Back to the point: Midnighter & Apollo is coming out now instead of 15 years ago because direct market comics (and perhaps the world) is finally ready. It’s ready to give queer creators the reins to queer characters. It’s ready to see and converse with the queer readers that have always existed. It’s ready to do this the right way, instead of misstepping and ruining the fragile goodwill between comics publishers and diverse readership.

Midnighter & Apollo #1 comes out October 5th of this year. Go pick it up. Its ready for you.

DC Comics’ statement on the book’s release:

From their days as founding members of The Authority, the heroes Midnighter and Apollo have been forever linked, both professionally and romantically. On October 5th, they’ll be back, badder than ever, in Midnighter and Apollo, a six-issue miniseries written by breakout star Steve Orlando, with art by Fernando Blanco, colors by Romulo Fajardo Jr. and covers by ACO.

Spinning out of the hit series Midnighter, this new miniseries continues the story that launched writer Steve Orlando to notoriety over the past year. Midnighter received critical acclaim in both comic and mainstream press; most notably recognized with a 2016 GLAAD nomination in the “Outstanding Comic Book” category. Together again, in the series opener Midnighter and Apollo will take on subway pirates in Los Angeles and demons in Opal City, but their reunion will take a shocking turn and send them both on an epic journey beyond all belief!

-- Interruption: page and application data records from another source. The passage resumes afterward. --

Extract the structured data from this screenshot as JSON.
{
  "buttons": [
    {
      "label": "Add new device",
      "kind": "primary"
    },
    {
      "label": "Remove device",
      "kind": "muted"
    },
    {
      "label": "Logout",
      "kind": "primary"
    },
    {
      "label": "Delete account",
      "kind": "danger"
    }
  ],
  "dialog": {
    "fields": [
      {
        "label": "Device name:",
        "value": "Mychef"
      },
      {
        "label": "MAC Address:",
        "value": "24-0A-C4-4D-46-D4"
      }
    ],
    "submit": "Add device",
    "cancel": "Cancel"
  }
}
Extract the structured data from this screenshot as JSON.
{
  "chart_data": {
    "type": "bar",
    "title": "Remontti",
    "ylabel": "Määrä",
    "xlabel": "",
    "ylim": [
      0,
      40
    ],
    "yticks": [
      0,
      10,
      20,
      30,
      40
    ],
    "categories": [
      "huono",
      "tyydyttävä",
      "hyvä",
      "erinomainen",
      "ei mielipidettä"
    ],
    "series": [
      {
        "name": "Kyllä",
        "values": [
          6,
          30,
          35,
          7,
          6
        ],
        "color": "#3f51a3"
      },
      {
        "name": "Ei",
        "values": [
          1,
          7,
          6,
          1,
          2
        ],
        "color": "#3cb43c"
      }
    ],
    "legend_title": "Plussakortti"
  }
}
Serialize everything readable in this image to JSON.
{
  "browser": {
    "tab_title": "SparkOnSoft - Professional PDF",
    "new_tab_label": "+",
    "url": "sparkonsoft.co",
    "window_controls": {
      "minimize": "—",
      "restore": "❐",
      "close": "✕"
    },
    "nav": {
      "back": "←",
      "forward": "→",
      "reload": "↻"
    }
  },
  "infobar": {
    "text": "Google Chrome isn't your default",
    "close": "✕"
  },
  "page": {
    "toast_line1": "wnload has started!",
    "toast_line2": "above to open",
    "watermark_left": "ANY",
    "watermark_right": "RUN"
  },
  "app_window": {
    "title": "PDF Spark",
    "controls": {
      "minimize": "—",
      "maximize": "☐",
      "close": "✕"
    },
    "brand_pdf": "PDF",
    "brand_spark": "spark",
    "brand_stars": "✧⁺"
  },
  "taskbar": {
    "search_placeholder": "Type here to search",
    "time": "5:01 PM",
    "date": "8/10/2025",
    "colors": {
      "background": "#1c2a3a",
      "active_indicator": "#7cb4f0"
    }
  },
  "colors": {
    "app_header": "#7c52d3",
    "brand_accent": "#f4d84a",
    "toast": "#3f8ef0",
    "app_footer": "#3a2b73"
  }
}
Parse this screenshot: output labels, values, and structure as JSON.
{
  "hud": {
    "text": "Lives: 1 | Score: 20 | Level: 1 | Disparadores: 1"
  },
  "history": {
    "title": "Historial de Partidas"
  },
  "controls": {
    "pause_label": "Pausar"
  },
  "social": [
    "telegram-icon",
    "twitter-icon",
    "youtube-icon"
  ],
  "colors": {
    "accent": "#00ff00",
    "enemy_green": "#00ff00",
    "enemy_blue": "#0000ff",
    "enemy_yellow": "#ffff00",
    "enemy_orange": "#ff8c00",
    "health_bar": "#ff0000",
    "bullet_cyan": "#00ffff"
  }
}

“Midnighter and Apollo have spent time apart—figuring out who they were when defined on their own instead of by their relationship,“ said Orlando. “They have a firmer idea of who they are and they’ve become stronger and more confident together. Midnighter and Apollo are back to remind the world that it truly is a bad time to be bastards. This is the World’s Finest Couple—kicking back and making each other better than they are on their own.”

MIDNIGHTER AND APOLLO #1, written by Steve Orlando with art by Fernando Blanco, colors by Romulo Fajardo Jr. and cover by ACO, debuts October 5th, 2016.